The family has been hving in Saudi Arabia for the last four years and some are arguing that this is a legitimate reason to leave them to the justice system of that country. I, on the other hand, find this explanation to be absurd and unacceptable at least until we discover the

However, Ablonczy

and Canadian officials have been communicating daily with members of the family

why the federal government hasn’t done more to help

If

drummer

Pratt’s

A Canadian man, his wife and two daughters are cur-

Aquarius

so well, before

ending with arguably the most crushing riff on the whole release. The only problem with short, fast albums hke this is

in Canada.

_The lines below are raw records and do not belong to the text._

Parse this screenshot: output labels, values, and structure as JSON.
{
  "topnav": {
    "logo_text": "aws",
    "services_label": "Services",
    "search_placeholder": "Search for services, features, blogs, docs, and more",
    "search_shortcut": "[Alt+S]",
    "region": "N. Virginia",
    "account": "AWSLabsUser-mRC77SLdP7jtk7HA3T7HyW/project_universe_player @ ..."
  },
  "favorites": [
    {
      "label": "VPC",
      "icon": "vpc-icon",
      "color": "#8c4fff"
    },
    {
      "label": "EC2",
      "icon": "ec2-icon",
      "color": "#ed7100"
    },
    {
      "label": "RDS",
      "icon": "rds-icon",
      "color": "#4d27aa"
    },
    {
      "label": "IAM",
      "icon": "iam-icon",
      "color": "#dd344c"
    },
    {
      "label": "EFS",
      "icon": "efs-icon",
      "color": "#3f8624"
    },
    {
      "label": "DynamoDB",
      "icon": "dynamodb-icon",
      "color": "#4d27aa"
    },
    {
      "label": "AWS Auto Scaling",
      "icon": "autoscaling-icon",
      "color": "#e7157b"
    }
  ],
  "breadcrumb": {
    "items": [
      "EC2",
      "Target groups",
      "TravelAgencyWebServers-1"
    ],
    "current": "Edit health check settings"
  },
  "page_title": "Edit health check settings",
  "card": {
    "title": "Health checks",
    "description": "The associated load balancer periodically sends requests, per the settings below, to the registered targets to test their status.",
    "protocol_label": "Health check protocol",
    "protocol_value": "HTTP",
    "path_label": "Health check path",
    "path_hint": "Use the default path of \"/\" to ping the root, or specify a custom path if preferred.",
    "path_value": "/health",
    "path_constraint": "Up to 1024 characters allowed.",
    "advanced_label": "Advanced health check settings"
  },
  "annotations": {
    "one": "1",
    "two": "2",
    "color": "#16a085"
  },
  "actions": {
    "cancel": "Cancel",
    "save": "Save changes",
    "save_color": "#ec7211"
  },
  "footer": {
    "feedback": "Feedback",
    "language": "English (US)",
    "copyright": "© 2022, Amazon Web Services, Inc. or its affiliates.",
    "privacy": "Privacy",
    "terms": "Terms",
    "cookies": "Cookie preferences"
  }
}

reason they were detained in the first place. I believe the only way it is OK for the parents to be kept in jail is if they committed a legitimate crime, but even in that situation the children should be given to a family member while the parents sort our their legal problems. Whatever the reasoning that may have led this family to move to another country, whether it was for business or for personal reasons, they at the very least deserve to get their side of the story out to the public. This is a family of

Canadian

citizens

and

deserves just as much protecfrom our government as you or I. tion

Numerous attempts by Karygiannas and Minister of

Because they have not been able to talk directly to family members in jail, it is impossible for the

government

know how they

to

are being

treated. I find it extremely disturb-

ing that the government,

which

is supposed to be defending its citizens, is not doing all it can to help a family of Canadians in another *

country. I

hope Ablonczy

will

be

more aggressive in contacting the law officials in Saudi Arabia as to why the family was apprehended in the first place and also in trying to communicate with the family-

Also, if the parents have committed a crime warranting an extended stay in jail, the children need to be handed over to family members, where they can be protected '

and

nurtirred.


Pap 12 SPOKE

Monday, October 17, 2011

ALL AGES FOR CONESTOGA STUDENTS ONLY (SUBJEa TO CSI POLia) CONESTOGA STUDENTS MUST SHOW STUDENT CARD PROOF OF AGE OF MAJORITY REQUIRED All CSI LICENSED EVENTS ARE SUBJECT TO SMART SERVE REGULATIONS. SEARCH BEFORE ADMITTANCE AND NO RE-ENTRY POQCIES IN EFFECT. NO OUTSIDE FOOD OR DRINK ALLOWED.


Digital Edition - October 17, 2011